EXERCISE OBJECTIVE: Locate the string "items" in the listing below. Copy every line where it is found.
====
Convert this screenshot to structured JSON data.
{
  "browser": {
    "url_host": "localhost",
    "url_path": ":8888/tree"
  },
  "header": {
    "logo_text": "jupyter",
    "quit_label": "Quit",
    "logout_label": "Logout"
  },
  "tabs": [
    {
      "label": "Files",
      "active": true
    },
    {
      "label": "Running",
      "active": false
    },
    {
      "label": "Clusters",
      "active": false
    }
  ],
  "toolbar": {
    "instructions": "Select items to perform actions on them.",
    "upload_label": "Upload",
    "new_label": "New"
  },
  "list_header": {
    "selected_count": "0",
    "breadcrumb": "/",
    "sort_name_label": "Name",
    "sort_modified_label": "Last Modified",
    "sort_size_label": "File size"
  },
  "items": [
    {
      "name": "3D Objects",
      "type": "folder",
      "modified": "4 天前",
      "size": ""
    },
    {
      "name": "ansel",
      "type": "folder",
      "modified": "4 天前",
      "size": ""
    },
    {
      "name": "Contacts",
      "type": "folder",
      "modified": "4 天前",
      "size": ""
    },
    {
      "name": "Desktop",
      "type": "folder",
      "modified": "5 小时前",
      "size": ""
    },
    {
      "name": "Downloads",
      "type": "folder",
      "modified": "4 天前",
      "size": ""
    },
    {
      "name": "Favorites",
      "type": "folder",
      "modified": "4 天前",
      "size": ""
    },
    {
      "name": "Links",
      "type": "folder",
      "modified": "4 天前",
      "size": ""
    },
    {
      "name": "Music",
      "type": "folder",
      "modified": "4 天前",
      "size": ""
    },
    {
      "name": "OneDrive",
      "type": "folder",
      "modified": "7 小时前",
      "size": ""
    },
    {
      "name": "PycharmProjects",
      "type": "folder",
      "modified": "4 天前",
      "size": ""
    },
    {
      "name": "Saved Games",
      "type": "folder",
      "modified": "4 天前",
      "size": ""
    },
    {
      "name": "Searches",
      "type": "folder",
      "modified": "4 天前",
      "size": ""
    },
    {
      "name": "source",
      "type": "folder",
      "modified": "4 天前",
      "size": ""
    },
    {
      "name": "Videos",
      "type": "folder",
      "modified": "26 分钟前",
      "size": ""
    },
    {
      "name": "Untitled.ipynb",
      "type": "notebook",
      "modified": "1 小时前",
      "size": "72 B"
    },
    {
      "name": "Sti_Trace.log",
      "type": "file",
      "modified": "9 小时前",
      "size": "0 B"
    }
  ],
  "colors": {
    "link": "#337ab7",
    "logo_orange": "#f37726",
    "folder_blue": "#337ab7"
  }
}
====
ANSWER SECTION:
    "instructions": "Select items to perform actions on them.",
  "items": [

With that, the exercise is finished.